We had dinner in Banff, which is kind of a crowded hoity toity town with a lot of designer outdoor gear and clothing stores and expensive trendy bars and restaurants. It might be a fun place to explore, but not at this particular time of year – just too crowded for our liking. Jennifer was told by several friends that Lake Louise was a place not to be missed, but the locals advised against it, saying it would be overcrowded, and that we should try Morraine Lake instead. Sure enough, the little town of Lake Louise was a madhouse, there was no parking available at the lake, and we had to take a “shuttle” (school bus) up from town just to view the Lake. Though it was beautiful and remarkable, the mass of tourists (6 deep in places) standing along the shoreline in front of the regal hotel kind of destroyed the moment.

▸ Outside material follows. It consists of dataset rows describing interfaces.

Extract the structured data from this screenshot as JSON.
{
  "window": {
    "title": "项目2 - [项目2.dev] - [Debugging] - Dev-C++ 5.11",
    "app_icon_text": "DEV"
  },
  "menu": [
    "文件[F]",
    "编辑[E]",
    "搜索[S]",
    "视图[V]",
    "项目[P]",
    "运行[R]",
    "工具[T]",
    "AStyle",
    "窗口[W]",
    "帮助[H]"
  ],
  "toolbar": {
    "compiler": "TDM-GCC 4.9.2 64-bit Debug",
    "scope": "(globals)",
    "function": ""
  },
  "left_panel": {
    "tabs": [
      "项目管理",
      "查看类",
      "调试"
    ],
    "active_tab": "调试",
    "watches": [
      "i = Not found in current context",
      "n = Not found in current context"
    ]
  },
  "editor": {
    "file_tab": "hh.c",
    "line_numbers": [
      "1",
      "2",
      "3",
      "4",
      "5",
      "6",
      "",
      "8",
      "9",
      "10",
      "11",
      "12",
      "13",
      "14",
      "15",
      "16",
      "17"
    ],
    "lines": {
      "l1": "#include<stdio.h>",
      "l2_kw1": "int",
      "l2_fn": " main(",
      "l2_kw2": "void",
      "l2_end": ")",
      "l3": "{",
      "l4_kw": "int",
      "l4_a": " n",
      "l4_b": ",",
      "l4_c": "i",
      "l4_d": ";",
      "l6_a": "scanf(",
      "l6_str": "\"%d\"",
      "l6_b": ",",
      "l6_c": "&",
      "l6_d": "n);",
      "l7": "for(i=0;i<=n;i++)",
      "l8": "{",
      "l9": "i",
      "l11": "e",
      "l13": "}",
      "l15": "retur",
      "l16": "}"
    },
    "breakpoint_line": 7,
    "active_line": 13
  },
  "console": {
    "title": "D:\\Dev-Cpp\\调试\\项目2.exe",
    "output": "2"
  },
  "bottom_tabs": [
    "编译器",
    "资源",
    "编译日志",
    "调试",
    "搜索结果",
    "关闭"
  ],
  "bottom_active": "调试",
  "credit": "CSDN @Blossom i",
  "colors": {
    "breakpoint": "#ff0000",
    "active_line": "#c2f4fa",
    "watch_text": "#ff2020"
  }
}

I guess my tolerance and patience for huge amounts of tourists diminishes the further I am in the “wilderness”. The volunteers traffic patrol wouldn’t even let cars drive the road to Moraine Lake, so that was out.
The road through the “icefields” between Banff and Jasper is a different story though. Some of the most awesome scenery seen on the trip! It seemed to us there was lake after lake as spectacular as Lake Louise – but without the close and convenient proximity to Banff.
The icefields themselves were a bit of a sad disappointment to me. What used to be “icefields” are now vast stretches of gravely bottomlands that can’t seem to decide whether they are a field, a creek, a river, a glacier, or a gravel wash.
We walked up a long trail to actually get to a glacier that was in sight of the road.. on the way up there were concrete pylons every few hundred feet marking where the glacier USED to reach in 1918, 1935, 1950, 1983, etc all the way up to today (the trail was more than a mile long). The glaciers have receded, disappeared and shrunk, to something like 5 or 10% of what they were a hundred years ago. One can’t help to wonder where the water resources will come from when this constant steady supply finally stops altogether.
The lakes (and there are many) below the Glaciers and snow covered peaks were fabulous.
Jasper would be the furthest North we would voyage on this trip. A cool little tourist town, and we managed to pick up our share of tourist tokens; t-shirts, and stickers for the Van.
Had a great dinner on the rooftop of Earls Kitchen and Bar.
On the way back down South, we stopped and walked a couple of the trails that looked interesting from the day before. I think it’s pretty safe to say, ANY trail in this area would be worth the hike. We stayed at “Honeymoon Campground” South of Jasper. While there, we met a man from Germany who just finished a 4 day back country hike in the Canadian Rockies with his new wife.. There trip ended there at “Honeymoon Campground”.
Not wanting to follow the same road all the way back South to the states, we veered out of the Park West a bit, and came down through the Kootenay National Forest. It was every bit as beautiful, and is a place we would both like to explore further someday.
Aly went for a dip (about a 2 second long one) in the glacial waters, and decided this is where Gatorade came up with the name “Glacial Freeze”..
We made our way back into the United States and got to Whitefish Montana, where we took a laundry break at a place that had a laundromat, a bowling alley, a casino, and a bar and restaurant all under one roof… Ingenious!
That most excellent technique and form produced a strike…
We had loved the Hungry Horse area so much, we overnighted there again, hoping to do some horse back riding in the morning at Glacier. No such luck; all booked.
But we did get to cut through the park and experience the place in the morning.
Thought we’d take a “scenic route” through Eastern Montana.. That was not such a good idea…
Lots of this through Montana to South Dakota… But we made it close to South Dakota by the end of the day, and found a great little State Park on a lake getting closer to the Black Hills.